Our Sages tell us that we were redeemed from Egypt due to the merit of the two mitzvot (commandments) which G-d commanded us to perform on the eve of our departure - the Paschal sacrifice and the brit milah. Both of these commandments were designed to free us from our spiritual slavery to the lusts of the body, and liberate us to true freedom as servants of G-d. They were the rectification and “tikun” that paved the way to Redemption.

Among a cornucopia of bestial doings, the Egyptians worshipped the lamb. Among the domestic beasts, sheep are known for their fecundity.  In a similar manner, licentiousness and sexual debauchery were an integral part of this idol worship.

In commanding every Jewish household in Egypt to take a lamb, the Egyptians' god, and slaughter it for the Pesach offering, G-d was commanding us to slaughter the physical lusts in ourselves that lead to the perversion of the holy marital union, and to the pollution of the holy, life force of our nation. Interestingly, we were commanded to tie the lambs to our bedposts, not to the door, or the window, or kitchen table, but to our beds, precisely to drive this point into our individual and national psyche, that we are to be a holy people, separated by the purity of our sexual lives from all of the other nations in the world.

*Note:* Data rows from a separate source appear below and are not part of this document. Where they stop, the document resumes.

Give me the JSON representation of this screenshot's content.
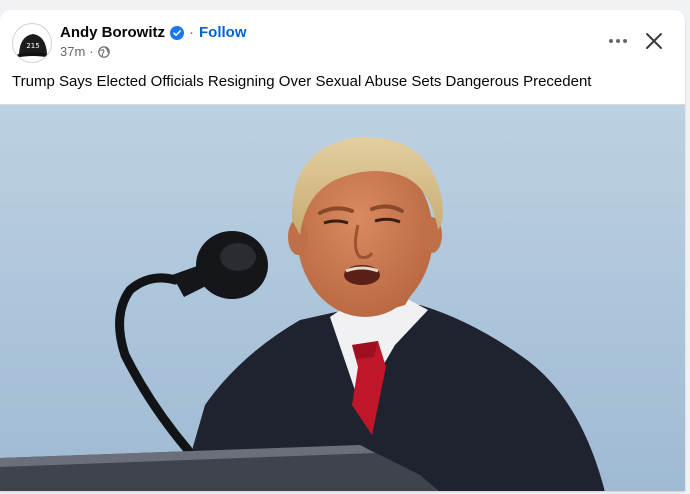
{
  "post": {
    "author": "Andy Borowitz",
    "separator": "·",
    "follow_label": "Follow",
    "timestamp": "37m",
    "meta_separator": "·",
    "audience_icon": "globe-icon",
    "caption": "Trump Says Elected Officials Resigning Over Sexual Abuse Sets Dangerous Precedent"
  },
  "avatar": {
    "icon": "baseball-cap-icon",
    "cap_text": "215"
  },
  "actions": {
    "more_icon": "more-options-icon",
    "close_icon": "close-icon"
  },
  "colors": {
    "follow": "#0064d1",
    "verified": "#1877f2",
    "secondary_text": "#65676b",
    "sky": "#a9c3d9",
    "tie": "#c0162a",
    "suit": "#1f2330"
  }
}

This is the very same lesson of the brit milah. Only a man who was circumcised was allowed to partake in eating the Passover lamb. The removal of the foreskin both symbolizes, and physically effects, the removal of the impure physical lusts that accompany the marital union.

On the eve of our departure from the bondage of Egypt and from our servitude to its debauched and immoral culture, we were called to renew the Brit of our Forefathers, the founding Covenant between G-d and the Jewish People, whereby we safeguard the purity of our sexual lives, symbolized by the brit milah, and G-d, for His part, promises us the Land of Israel as our eternal inheritance. Thus the Zohar teaches that in the merit of the blood of the slaughtered Paschal lamb (the korban Pesach) and the blood of the brit milah, we were redeemed from the spiritual dungeon of Egypt (Zohar, Shemot, 41A).

We see that the commitment to abandon sexual transgression was the key to our redemption from Egypt. This separation from sexual immorality is the essence of the Jewish People, "a nation of priests and a holy nation." Only when we rose above the sordidness and pollution of Egyptian culture could we escape from the chains of its bondage.

So if you want to reach Pesach night with the purity that will allow you to receive the exalted spiritual high of the holiday, now is the time for tikun. Reciting the “Tikun HaKlali” will help you to break free from the bondage of physical lusts and cleanse the blemishes of the past.

May if be the will of the Almighty, that this Pesach begin a year of personal Redemption from the lusts which enslave us and estrange us from our calling as Jews, and a Redemption for all of the Nation of Israel, freeing our remnants from the Egypts of today by returning all of our scattered outcasts to our Land.